ABOUT IGCF 2019:
Under the guidance of His Highness Sheikh Dr. Sultan bin Muhammad Al Qasimi, UAE Supreme Council Member and Ruler of Sharjah, Sharjah launched the inaugural edition of the forum in 2012.
A first-of-its-kind event, the forum aims to build a platform for better communication between governments and their stakeholders to support the government of Sharjah towards creating a participatory dialogue and to develop government communication mechanisms for the benefit of government institutions in the UAE and the region.
Hosted now by International Government Communication Forum, the event witnesses the convergence of local, regional and global media experts along with government thought leaders from all over the world in the emirate of Sharjah. By internationalising the title to ‘International Government Communication Forum (IGCF), the forum is set as an annual event to benchmark Sharjah’s media and communications mandate against global best practices, aims to bring the latest professional standards of various governments’ communication methods to the emirate, seeks to address and embed macro topics to develop a collaborative and participatory dialogue with opinion leaders, heads of government institutions, and other officials.
In addition to a series of panel discussions and workshops, the forum highlights Sharjah Government Media Bureau and its role in developing and overseeing best practices in the field of media relations and communications for government institutions.

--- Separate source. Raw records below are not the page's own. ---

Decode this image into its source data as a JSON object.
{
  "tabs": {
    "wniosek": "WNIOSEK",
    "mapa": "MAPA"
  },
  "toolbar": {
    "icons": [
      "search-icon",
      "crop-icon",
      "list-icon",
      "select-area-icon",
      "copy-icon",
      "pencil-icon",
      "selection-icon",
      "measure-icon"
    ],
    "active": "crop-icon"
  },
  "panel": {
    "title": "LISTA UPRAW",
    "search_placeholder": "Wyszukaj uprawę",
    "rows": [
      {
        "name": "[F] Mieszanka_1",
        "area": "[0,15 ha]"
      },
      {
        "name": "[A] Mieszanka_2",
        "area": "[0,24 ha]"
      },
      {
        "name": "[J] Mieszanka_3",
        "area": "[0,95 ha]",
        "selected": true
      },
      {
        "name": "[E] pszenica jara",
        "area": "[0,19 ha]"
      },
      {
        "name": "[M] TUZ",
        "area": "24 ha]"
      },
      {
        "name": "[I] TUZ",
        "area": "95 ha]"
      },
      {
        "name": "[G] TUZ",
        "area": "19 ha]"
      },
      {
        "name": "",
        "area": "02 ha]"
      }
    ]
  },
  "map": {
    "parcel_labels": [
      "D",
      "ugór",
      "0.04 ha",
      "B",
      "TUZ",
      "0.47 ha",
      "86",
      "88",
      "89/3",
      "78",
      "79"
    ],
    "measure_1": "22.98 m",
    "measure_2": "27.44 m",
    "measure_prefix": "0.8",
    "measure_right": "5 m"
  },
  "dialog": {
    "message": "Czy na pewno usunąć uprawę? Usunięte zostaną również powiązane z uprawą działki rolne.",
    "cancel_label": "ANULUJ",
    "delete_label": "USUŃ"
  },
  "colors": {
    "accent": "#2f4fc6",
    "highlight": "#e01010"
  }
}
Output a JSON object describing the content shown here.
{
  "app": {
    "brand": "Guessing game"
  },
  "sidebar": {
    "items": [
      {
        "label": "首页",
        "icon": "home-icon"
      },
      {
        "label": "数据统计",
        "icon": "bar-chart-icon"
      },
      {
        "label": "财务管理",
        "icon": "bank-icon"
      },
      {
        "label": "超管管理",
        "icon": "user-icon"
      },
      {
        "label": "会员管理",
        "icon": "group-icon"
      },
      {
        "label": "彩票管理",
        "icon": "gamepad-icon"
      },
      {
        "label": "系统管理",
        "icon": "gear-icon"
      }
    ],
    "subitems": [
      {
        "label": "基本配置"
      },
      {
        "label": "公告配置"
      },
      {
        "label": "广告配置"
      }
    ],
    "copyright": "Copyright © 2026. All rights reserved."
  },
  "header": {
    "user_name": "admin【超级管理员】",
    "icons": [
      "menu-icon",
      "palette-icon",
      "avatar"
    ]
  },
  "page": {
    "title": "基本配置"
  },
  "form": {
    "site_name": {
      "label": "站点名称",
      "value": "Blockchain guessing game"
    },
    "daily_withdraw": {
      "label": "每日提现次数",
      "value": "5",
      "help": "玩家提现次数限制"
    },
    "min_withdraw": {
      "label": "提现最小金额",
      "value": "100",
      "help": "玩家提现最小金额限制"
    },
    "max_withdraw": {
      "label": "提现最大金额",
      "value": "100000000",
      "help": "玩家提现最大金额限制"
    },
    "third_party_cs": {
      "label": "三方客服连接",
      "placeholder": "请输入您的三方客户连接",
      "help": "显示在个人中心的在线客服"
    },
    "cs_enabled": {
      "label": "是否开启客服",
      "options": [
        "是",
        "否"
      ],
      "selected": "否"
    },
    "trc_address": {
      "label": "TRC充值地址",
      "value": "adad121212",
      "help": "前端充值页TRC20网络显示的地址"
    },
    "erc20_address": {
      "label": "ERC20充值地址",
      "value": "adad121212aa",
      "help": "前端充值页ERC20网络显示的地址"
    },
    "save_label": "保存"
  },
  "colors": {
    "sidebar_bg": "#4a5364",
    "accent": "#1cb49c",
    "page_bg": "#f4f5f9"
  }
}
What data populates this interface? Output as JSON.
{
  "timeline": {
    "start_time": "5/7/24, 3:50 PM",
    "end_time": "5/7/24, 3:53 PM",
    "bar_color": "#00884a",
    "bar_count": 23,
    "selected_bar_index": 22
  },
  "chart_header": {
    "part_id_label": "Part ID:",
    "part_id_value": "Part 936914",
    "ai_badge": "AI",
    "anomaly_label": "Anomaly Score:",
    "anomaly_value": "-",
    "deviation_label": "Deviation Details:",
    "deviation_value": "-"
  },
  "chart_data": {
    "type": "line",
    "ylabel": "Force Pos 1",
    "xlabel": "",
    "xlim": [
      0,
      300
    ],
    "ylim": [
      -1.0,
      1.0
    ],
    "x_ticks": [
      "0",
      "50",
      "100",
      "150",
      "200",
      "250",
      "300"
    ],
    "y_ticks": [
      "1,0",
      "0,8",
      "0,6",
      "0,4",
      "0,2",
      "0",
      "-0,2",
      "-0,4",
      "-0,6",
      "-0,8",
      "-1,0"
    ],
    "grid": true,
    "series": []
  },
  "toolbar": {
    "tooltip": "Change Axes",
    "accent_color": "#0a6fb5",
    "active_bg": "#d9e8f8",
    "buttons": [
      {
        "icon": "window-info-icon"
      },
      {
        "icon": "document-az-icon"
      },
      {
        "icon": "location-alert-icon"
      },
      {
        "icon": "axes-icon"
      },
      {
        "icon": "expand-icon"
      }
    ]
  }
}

Source: Pool Material International Government Communications Forum and ENEX (Access ALL)